OLRCB was again engaged in a moderate amount of litigation activity in DC Superior Court. It was involved in six (6) cases in Superior Court in FY 2012 as compared with eight (8) in FY 2011 The majority of these cases related to ongoing disputes regarding the appropriateness of Motions to Stay arbitration where issues of substantive arbitrability were in question. The District has taken an assertive stance regarding the impropriety of arbitrating disputes relating to reductions in force and other matters expressly excluded by statute from bargaining so far with mixed results. However, the most recent trend has been encouraging as in one recent arbitration decision involving a RIF at the Child & Family Services Agency (CFSA), the arbitrator agreed with management and dismissed arbitration as improper as it was an attempt to litigate a substantively inarbitrable matter. There are related pending proceedings before an arbitrator relating to two similar RIFs conducted by DC Public Schools (DCPS) and management is guardedly optimistic that the arbitrator will hold in its favor and likewise find the matter inarbitrable. Related proceedings in DC Court of Appeals were argued by the Office of the Solicitor General in February 2013 and some additional clarity on these issues should be forthcoming from the Court later in FY 2013.
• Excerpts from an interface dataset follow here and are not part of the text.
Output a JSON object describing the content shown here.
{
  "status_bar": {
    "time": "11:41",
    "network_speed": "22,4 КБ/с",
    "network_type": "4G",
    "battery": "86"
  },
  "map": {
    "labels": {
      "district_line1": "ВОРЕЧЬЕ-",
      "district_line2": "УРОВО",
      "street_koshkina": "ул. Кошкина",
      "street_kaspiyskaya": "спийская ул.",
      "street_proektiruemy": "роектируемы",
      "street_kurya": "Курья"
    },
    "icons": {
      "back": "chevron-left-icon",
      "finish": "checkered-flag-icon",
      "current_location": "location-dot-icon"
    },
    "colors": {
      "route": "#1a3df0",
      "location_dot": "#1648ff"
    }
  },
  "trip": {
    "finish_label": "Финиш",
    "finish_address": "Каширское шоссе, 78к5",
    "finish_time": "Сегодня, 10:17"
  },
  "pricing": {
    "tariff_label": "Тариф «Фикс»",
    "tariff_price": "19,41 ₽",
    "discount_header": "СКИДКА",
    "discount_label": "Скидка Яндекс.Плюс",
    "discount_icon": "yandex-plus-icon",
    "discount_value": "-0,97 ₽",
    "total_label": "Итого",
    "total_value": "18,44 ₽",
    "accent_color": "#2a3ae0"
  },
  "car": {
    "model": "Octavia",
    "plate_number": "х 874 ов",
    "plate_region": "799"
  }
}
OLRCB Advice & Counsel:
OLRCB attorneys provide advice and counseling to agencies and help agencies adheres to the collective bargaining agreements, labor law and District policies. Attorneys also negotiate transfers of new bargaining units from non-union to union pay schedules and are the point of contact for the unions on a variety of issues. Often, when an agency labor liaison and a union representative can no longer communicate, it is the OLRCB attorney who defuses the situation and finds solutions acceptable to both parties.
Research, Training and Citywide Initiatives Unit:
The Research, Training and City-wide Initiatives Unit is responsible for conducting research and analysis necessary to support management’s position during negotiations, whether for compensation, terms and conditions of employment, or during impact and effects bargaining; providing training to agencies regarding the labor relations program and the statutory and contractual obligations which emanate from DC law and the collective bargaining agreements; developing, implementing and administering citywide Labor-Management Initiatives such as the Joint Labor-Management Classification and Compensation Reform Taskforce, the Negotiated Employee Assistance Home Purchase Program, the Commuter Benefit Program and Retirement Reform efforts.
Administrative and Program Support Unit:
The Administrative and Program Support Unit is responsible for program support to the Negotiation and Litigation Units and human resources, contracting and procurement, and other related customer and operational services for OLRCB personnel and the office.